I have lived to almost 90, and I have been close to the school since the 1950’s. When I was working at Harvard, I didn’t have a car and took the bus to Pittsfield to come to Alumnae Council meetings. When John and I were married, I came back to Dalton and became much more involved with the school. My employment and major volunteer efforts have all been in the education world. I have come to every reunion. In 2019, four of us were together to celebrate our 70th reunion.
Miss Hall’s is obviously imprinted on your heart and vice versa. And you are part of a larger legacy at Miss Hall’s. John was a member of the Crane Family — Win, Jr. was the first Board Chair and helped Mira rebuild after the fire. Then Win, III took over and was Board Chair until 1950. Did that legacy impart a certain responsibility for you?
Many members of the Crane and Kittredge families have been students at Miss Hall’s, starting with Ethel Eaton in 1902 through Lily in 2011. John’s first wife, Martha Jane Furey Kittredge was President of the School and her father Rankin Furey was President of the Board. John felt very close to the school.
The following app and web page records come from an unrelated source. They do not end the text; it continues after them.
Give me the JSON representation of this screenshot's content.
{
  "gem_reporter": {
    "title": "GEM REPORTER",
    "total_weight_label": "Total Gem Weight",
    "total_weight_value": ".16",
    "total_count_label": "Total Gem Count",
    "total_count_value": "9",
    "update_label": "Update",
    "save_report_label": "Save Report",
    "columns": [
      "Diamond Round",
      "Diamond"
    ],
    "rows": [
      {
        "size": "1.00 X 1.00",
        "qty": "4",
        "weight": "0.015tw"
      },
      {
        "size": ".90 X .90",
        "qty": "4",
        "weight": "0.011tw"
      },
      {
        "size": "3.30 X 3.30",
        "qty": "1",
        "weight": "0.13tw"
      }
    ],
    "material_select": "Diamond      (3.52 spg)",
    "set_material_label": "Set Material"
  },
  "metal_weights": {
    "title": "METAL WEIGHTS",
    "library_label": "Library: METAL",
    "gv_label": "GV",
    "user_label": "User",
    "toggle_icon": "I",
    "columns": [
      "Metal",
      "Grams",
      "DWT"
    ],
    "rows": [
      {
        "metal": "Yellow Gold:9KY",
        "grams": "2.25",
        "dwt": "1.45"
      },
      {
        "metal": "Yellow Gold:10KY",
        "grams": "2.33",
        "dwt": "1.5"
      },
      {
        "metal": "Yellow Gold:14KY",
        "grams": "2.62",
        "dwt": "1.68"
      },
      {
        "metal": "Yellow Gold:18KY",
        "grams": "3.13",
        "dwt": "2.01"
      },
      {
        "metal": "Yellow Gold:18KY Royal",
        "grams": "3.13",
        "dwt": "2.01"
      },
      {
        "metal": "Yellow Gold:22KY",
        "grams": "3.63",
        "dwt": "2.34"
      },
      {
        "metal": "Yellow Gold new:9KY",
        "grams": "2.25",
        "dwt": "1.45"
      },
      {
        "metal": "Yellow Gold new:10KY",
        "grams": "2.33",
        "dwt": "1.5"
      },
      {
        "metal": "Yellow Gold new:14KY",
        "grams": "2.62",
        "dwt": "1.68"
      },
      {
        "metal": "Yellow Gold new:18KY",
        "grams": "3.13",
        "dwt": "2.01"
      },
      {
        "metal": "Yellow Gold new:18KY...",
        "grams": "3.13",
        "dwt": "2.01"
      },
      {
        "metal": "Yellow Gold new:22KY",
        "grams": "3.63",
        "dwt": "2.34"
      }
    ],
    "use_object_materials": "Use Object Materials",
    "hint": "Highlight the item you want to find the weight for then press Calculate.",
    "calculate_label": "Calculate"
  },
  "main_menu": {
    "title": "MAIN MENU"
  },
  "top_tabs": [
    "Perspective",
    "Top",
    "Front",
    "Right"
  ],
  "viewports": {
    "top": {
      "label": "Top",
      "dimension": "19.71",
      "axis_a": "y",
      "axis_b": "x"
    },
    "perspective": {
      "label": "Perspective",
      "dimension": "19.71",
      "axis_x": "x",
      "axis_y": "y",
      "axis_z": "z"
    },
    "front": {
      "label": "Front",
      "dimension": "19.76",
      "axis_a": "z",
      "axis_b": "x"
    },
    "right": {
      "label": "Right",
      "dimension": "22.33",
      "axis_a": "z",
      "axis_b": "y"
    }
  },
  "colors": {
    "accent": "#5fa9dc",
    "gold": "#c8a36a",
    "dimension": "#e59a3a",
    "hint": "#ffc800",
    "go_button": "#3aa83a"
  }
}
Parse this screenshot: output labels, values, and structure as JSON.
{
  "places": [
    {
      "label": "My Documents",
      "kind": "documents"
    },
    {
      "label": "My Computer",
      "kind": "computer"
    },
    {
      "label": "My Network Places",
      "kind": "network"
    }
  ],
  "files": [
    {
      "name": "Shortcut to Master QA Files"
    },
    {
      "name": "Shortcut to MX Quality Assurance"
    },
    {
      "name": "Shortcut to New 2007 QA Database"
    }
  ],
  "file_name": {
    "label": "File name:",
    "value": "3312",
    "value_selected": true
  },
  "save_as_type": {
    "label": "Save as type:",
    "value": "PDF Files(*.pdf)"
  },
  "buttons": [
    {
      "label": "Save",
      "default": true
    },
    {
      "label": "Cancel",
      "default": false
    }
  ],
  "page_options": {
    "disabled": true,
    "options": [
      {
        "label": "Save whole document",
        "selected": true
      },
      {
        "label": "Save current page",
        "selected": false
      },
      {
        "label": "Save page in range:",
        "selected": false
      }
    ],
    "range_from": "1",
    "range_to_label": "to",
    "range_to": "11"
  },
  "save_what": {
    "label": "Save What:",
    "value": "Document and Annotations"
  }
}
It’s quite a legacy.
Starting with your time as a student through to your continuous volunteer involvement to the present day, you have almost seen it all! What are your thoughts on how MHS has evolved over time? What are the biggest changes you see? What has stayed the same?
I entered the school 76 years ago, I have known and worked with many Heads of School, and I have known every Head except for Mira Hall. In the 1940’s, it was a traditional school with mostly upper middle class girls. The changes have been very good — it’s great to see the diversity there today. I have been very impressed with Julia Heaton. Some traditions, like reunion, have lasted the test of time. And I have always felt the school is a welcoming community. There was a time during the 70’s when we worried that the school would close and the finances were not strong. And it’s really good to see the school doing better.